- Begin with Reflection: Reacquaint yourself with the original book. Explore your characters, plotlines, and themes. What were the unresolved questions and lingering mysteries?
- Explore New Territory: A sequel should cover fresh ground while maintaining the essence of the original. Introduce new settings, challenges, and characters to keep the narrative alluring.
- Character Evolution: Characters should evolve, but their core traits should remain intact. Show growth, development, and new challenges while staying true to their narrative core.
- Address Recurring Questions: Provide answers to unresolved questions from the previous book, but don’t unveil everything at once. Cultivate mystery.
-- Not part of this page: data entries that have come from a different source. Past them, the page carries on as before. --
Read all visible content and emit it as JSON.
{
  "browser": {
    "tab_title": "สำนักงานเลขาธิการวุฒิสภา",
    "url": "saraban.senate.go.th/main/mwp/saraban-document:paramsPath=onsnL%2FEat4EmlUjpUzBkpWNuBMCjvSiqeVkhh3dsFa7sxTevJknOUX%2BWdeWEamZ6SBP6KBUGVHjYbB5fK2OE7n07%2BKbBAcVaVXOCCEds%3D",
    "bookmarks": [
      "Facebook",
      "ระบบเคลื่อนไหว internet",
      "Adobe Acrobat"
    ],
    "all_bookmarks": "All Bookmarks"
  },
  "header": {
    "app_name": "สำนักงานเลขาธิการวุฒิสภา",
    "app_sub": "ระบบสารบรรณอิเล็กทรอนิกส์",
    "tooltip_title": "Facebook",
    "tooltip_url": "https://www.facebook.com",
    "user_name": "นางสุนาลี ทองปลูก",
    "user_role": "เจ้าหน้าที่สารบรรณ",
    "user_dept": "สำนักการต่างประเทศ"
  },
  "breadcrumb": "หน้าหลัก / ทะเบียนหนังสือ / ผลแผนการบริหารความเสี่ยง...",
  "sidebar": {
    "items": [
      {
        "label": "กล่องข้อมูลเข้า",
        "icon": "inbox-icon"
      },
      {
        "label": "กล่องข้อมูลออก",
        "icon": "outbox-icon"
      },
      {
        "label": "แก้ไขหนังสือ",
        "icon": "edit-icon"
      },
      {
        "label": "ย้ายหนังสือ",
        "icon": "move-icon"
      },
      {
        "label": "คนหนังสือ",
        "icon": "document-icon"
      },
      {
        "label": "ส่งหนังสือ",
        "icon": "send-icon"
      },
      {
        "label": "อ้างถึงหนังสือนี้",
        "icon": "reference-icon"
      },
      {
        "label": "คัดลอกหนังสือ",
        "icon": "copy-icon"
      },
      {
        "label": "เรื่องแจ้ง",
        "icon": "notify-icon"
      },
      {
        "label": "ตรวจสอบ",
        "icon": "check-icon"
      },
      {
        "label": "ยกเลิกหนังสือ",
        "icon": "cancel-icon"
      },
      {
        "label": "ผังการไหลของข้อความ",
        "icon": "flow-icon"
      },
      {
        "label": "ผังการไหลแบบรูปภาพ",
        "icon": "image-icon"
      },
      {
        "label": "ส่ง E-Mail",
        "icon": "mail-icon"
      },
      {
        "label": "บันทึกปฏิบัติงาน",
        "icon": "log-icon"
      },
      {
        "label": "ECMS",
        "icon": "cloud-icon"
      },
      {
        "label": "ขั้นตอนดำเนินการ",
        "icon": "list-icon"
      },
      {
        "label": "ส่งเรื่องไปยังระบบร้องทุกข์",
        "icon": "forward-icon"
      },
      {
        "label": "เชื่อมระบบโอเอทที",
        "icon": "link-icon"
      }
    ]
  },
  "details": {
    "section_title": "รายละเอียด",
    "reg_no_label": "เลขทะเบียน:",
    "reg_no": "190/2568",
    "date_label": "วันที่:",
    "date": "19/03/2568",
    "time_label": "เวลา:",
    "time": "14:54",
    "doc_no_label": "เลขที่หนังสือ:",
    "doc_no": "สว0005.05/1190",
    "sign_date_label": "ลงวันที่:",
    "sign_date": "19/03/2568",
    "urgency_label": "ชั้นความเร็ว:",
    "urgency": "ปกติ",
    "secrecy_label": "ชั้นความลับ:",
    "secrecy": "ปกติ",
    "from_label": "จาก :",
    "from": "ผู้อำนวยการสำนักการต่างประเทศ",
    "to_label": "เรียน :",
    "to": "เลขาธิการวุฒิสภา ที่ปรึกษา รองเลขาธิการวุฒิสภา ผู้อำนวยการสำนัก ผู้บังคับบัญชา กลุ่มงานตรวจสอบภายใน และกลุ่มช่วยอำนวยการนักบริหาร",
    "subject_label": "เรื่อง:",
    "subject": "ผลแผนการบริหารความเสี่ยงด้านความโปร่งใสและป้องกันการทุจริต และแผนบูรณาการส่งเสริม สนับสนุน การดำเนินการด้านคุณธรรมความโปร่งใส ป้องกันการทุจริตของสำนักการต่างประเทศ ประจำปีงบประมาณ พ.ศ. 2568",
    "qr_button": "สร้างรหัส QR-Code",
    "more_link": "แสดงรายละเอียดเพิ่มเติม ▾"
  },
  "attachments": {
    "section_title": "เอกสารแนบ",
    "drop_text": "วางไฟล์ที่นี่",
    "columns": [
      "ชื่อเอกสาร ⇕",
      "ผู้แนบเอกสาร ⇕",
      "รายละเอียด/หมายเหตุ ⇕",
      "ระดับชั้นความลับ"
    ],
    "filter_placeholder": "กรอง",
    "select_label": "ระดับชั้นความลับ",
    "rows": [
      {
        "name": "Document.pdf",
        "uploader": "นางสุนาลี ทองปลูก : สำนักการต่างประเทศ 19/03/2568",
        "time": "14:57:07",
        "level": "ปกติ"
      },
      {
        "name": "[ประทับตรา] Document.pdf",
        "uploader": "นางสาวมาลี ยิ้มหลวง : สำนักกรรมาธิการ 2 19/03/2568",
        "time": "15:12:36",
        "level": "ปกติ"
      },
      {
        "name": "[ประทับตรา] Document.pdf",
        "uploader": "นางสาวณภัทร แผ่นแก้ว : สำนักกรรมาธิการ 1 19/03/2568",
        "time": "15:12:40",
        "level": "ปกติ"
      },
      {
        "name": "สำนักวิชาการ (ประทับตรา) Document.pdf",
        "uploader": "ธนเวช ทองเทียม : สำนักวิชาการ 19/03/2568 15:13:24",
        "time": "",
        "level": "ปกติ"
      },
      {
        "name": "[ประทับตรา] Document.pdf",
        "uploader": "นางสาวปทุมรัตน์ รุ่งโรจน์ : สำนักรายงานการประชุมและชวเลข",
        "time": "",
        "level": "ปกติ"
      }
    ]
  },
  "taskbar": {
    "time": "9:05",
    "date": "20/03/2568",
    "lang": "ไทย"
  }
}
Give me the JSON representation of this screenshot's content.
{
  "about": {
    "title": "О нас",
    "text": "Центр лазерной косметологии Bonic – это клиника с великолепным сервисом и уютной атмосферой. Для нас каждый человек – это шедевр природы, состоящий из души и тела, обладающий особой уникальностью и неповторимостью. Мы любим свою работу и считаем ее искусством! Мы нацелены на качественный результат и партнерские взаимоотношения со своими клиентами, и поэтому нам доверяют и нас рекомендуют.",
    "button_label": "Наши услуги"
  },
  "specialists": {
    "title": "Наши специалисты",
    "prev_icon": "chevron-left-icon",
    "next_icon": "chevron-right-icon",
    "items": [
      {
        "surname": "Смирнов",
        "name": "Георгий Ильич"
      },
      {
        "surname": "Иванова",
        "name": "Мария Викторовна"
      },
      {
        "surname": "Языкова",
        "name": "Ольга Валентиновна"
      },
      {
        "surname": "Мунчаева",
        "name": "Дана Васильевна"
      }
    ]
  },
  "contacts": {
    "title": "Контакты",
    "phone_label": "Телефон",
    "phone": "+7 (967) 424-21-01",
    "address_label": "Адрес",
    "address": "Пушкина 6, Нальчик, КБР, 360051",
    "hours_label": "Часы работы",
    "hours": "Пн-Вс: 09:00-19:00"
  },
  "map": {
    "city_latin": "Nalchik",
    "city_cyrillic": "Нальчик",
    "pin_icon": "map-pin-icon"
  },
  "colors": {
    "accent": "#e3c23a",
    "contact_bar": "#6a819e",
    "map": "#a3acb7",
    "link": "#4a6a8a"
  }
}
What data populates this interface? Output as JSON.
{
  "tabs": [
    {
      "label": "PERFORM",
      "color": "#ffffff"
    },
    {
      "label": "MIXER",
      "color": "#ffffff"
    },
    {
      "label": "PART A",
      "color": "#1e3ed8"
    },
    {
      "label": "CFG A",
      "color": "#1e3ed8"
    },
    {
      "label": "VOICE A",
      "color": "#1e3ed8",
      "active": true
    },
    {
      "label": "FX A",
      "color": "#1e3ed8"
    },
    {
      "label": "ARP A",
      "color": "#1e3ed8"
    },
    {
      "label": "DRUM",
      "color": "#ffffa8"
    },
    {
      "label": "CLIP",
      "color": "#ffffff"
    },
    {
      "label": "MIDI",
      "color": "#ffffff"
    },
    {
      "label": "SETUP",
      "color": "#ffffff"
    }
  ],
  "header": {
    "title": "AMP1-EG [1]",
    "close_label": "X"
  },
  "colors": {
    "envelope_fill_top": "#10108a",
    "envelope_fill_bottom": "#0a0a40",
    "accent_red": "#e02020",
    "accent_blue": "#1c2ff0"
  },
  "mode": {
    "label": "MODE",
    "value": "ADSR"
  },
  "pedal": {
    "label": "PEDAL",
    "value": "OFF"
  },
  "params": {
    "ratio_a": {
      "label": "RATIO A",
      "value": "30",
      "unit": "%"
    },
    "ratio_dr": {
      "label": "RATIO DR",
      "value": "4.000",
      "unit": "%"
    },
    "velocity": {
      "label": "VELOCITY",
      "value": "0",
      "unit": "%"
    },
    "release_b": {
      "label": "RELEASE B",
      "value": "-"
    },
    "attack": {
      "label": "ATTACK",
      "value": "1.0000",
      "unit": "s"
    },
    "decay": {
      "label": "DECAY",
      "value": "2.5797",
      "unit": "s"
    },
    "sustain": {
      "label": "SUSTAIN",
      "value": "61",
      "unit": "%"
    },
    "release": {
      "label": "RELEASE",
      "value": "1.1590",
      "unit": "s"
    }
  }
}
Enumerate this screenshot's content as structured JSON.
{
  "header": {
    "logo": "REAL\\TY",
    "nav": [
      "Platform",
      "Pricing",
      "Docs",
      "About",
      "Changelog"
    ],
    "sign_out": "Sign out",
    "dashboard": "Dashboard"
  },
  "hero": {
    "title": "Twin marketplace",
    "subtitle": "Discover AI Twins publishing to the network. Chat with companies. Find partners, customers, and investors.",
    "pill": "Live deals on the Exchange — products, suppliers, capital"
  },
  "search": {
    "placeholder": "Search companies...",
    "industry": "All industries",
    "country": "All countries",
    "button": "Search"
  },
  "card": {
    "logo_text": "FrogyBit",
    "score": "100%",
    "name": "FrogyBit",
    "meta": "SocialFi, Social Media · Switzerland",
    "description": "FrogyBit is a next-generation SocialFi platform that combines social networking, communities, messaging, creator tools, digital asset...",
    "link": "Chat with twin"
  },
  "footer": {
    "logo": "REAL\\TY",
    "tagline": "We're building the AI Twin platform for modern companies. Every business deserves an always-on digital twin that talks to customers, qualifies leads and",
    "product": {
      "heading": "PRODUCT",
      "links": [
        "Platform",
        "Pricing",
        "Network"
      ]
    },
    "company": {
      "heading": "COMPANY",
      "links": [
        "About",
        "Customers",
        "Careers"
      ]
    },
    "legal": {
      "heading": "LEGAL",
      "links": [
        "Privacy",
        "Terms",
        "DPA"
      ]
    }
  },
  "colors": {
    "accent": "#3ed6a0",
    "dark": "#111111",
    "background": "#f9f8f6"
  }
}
- Maintain Consistency: Ensure consistency in your world-building, character development, and plot continuity. Don’t make your readers feel like strangers in your story’s world.
- Embrace Fresh Conflict: Every story thrives on conflict. Introduce new obstacles and challenges that inspire your characters’ growth.
- Pay Attention to Pacing: While many sequels often have a slower pace in the beginning as readers reconnect with characters and settings, you should keep the momentum moving forward. After all, your readers should already be familiar with your fictional world.
Practical Advice for Superior Sequels
- New Character Dynamics: Introduce fresh characters who influence the protagonist’s journey. Their interactions should offer new dimensions to the story while staying faithful to its established tone and atmosphere.
- Antagonist Development: Analyze your antagonist. Reveal any motivations, weaknesses, or complexities that were hidden or underdeveloped in the first book.
- Character Profiles: Revisit and update character profiles to reflect how they’ve changed or matured between the books.
- Plot Continuity: Create a timeline or outline of key events in the first book and how they connect to the sequel.
- Conflict Expansion: List any unresolved conflicts from the previous book and brainstorm how they might escalate or lead to new challenges.
And the Story Goes On…
Done correctly, sequels are a great chance to revisit worlds we’ve created and continue our characters’ journeys. And from a more practical point of view, writing a sequel or series of sequels is simply a great way to sell more books. Whether you’re interested in writing a single sequel or a whole sprawling series, we’re here to help. Contact us today for assistance, and happy writing!